• [Work required]:
Search the material for the string "name", then show every line where it turns up.

• [Exercise input]:

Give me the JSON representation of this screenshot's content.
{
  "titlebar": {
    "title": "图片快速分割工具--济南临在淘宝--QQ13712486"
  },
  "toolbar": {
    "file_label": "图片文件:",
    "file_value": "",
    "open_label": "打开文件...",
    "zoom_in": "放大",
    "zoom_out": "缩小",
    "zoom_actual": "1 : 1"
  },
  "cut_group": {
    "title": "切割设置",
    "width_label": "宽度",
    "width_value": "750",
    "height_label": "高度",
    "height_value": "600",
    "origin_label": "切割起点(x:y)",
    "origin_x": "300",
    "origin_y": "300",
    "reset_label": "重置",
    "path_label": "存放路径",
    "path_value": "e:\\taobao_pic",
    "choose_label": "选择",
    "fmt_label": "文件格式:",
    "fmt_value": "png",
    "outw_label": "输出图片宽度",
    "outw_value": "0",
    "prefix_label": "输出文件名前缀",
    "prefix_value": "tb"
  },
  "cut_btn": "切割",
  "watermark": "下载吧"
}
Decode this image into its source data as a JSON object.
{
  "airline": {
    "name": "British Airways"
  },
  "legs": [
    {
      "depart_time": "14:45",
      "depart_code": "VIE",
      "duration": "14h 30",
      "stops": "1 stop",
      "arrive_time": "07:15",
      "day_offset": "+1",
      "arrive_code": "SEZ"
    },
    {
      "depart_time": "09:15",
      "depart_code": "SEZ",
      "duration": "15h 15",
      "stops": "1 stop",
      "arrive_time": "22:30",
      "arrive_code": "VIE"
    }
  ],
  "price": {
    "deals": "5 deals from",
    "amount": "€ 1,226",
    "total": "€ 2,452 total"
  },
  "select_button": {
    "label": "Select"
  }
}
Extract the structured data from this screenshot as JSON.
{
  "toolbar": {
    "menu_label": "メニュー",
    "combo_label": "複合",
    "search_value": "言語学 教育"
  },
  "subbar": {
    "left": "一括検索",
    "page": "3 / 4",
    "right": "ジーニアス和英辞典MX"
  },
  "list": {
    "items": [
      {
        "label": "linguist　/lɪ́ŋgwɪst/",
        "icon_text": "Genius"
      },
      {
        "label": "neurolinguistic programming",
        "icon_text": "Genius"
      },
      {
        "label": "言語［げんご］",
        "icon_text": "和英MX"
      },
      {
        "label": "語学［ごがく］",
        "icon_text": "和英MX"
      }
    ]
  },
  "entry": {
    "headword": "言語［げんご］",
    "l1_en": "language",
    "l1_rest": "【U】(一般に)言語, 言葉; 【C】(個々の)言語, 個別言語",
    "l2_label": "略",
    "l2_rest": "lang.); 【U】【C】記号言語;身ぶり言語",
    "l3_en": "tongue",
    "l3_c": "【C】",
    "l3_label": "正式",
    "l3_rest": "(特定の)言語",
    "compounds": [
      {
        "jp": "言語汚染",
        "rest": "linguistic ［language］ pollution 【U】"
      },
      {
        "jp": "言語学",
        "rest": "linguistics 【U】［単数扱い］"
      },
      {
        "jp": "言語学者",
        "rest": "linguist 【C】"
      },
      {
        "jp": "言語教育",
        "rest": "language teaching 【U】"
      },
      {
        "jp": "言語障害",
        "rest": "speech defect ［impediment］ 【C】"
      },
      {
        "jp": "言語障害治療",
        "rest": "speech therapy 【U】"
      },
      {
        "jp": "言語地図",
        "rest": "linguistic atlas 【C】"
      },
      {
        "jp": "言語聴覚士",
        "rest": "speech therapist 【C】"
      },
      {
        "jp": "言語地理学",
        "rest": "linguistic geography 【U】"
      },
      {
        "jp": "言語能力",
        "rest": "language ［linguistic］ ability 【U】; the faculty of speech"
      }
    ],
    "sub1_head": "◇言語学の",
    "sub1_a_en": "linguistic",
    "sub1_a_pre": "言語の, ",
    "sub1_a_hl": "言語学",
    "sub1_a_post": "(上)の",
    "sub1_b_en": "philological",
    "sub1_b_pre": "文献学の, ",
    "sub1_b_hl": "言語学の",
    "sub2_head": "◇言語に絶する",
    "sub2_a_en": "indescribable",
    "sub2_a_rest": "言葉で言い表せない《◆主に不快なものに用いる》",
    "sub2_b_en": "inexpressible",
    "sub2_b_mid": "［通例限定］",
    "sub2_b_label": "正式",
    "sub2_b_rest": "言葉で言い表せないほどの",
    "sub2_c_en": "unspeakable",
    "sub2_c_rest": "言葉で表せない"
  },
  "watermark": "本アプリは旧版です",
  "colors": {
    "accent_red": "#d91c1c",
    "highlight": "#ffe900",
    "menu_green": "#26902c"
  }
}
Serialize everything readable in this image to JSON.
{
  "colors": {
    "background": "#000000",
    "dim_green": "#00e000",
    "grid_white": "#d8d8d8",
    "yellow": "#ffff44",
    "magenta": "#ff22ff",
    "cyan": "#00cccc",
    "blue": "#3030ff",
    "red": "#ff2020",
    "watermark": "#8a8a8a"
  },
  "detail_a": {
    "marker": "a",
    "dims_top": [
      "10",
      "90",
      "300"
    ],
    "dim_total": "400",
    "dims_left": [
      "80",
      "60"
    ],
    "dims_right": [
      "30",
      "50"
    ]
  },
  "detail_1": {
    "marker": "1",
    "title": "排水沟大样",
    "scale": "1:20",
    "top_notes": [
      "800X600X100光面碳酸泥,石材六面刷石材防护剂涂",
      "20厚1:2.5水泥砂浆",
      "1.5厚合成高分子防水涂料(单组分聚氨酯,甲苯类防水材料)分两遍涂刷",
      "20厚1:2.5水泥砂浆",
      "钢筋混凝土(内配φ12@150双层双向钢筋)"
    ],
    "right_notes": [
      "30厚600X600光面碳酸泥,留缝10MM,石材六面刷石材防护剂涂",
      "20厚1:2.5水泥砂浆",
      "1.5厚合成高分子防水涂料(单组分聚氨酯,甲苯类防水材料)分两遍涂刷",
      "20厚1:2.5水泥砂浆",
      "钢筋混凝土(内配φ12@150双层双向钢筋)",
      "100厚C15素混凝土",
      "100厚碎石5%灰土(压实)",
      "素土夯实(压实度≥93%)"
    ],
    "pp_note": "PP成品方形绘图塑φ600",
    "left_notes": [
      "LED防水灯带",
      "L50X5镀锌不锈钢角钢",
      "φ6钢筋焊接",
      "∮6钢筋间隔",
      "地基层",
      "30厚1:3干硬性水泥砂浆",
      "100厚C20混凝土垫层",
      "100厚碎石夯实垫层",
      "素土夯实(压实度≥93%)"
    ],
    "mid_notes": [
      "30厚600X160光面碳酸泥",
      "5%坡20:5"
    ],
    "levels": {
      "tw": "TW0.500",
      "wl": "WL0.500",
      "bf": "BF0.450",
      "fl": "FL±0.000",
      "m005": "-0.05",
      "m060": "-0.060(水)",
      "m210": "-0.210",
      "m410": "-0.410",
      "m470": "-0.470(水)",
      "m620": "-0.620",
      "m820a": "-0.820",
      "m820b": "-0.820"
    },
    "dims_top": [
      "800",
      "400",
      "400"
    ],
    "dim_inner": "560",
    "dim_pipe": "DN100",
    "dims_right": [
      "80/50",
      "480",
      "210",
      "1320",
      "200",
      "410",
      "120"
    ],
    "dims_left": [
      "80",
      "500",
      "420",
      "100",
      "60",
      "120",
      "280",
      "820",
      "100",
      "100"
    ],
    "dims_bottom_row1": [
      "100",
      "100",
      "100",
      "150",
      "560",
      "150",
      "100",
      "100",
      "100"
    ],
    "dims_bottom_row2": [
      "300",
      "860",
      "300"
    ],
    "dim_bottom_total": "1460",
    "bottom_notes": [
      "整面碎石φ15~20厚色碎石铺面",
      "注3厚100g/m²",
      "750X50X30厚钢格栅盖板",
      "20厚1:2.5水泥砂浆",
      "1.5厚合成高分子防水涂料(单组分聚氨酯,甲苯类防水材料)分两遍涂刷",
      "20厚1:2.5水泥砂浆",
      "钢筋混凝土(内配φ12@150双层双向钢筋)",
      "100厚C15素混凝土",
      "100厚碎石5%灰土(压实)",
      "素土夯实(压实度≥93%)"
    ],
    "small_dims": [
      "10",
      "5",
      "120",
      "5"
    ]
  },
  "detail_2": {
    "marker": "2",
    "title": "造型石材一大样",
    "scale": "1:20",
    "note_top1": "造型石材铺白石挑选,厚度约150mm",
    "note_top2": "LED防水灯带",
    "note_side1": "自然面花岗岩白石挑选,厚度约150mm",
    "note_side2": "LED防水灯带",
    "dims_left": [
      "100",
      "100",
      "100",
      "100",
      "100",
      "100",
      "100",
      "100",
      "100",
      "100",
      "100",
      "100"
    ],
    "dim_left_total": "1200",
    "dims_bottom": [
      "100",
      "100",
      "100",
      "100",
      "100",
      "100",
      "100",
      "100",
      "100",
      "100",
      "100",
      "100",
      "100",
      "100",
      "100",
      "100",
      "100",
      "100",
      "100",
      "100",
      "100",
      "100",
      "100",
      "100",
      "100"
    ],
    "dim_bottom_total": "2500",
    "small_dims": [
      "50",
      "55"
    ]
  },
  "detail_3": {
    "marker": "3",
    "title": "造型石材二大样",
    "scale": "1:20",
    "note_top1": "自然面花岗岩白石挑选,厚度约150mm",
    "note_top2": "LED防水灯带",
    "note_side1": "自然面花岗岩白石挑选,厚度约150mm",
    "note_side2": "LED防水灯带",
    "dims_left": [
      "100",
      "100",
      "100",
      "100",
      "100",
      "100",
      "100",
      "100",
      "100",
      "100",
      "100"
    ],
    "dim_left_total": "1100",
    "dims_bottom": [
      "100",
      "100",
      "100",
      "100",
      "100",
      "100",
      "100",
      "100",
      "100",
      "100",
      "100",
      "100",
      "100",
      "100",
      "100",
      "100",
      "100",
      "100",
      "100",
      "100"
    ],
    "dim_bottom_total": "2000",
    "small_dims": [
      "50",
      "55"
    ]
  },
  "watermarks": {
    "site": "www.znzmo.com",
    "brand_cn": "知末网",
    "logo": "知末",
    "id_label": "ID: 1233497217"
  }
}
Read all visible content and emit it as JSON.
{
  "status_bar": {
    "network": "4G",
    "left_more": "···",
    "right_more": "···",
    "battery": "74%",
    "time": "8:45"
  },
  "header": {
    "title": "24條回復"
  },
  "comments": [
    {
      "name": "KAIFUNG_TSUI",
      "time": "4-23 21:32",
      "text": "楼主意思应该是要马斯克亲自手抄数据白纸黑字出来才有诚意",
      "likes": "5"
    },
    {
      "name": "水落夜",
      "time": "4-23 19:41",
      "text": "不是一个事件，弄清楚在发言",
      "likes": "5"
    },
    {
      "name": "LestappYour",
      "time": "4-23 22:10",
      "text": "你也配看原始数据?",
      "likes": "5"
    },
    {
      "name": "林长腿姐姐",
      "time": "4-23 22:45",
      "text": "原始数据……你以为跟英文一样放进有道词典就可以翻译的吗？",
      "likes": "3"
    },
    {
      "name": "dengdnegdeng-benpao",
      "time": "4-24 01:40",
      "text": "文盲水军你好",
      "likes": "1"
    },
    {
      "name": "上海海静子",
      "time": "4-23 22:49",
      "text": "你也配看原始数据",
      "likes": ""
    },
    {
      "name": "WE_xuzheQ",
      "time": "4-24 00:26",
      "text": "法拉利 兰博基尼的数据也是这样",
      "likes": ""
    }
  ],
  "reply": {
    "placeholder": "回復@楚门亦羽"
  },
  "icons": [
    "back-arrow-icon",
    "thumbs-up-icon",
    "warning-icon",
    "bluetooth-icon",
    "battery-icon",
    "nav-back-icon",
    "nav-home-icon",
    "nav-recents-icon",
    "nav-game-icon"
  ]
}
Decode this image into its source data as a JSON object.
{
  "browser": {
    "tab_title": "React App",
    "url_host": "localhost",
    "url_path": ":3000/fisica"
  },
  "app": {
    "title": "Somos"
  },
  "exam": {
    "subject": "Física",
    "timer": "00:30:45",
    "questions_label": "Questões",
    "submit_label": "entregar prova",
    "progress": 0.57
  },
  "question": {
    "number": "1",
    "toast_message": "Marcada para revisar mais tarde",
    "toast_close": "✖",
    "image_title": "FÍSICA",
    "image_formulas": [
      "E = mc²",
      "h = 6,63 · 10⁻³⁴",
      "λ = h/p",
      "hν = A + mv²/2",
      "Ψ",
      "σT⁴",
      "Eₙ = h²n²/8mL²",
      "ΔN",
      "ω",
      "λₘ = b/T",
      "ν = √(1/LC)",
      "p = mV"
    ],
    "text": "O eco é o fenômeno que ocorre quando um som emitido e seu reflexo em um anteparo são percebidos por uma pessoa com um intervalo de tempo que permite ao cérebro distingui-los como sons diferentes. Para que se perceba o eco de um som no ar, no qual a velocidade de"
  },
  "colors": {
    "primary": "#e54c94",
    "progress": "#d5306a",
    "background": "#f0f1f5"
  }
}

• [Worked solution]:
    "name": "British Airways"
      "name": "KAIFUNG_TSUI",
      "name": "水落夜",
      "name": "LestappYour",
      "name": "林长腿姐姐",
      "name": "dengdnegdeng-benpao",
      "name": "上海海静子",
      "name": "WE_xuzheQ",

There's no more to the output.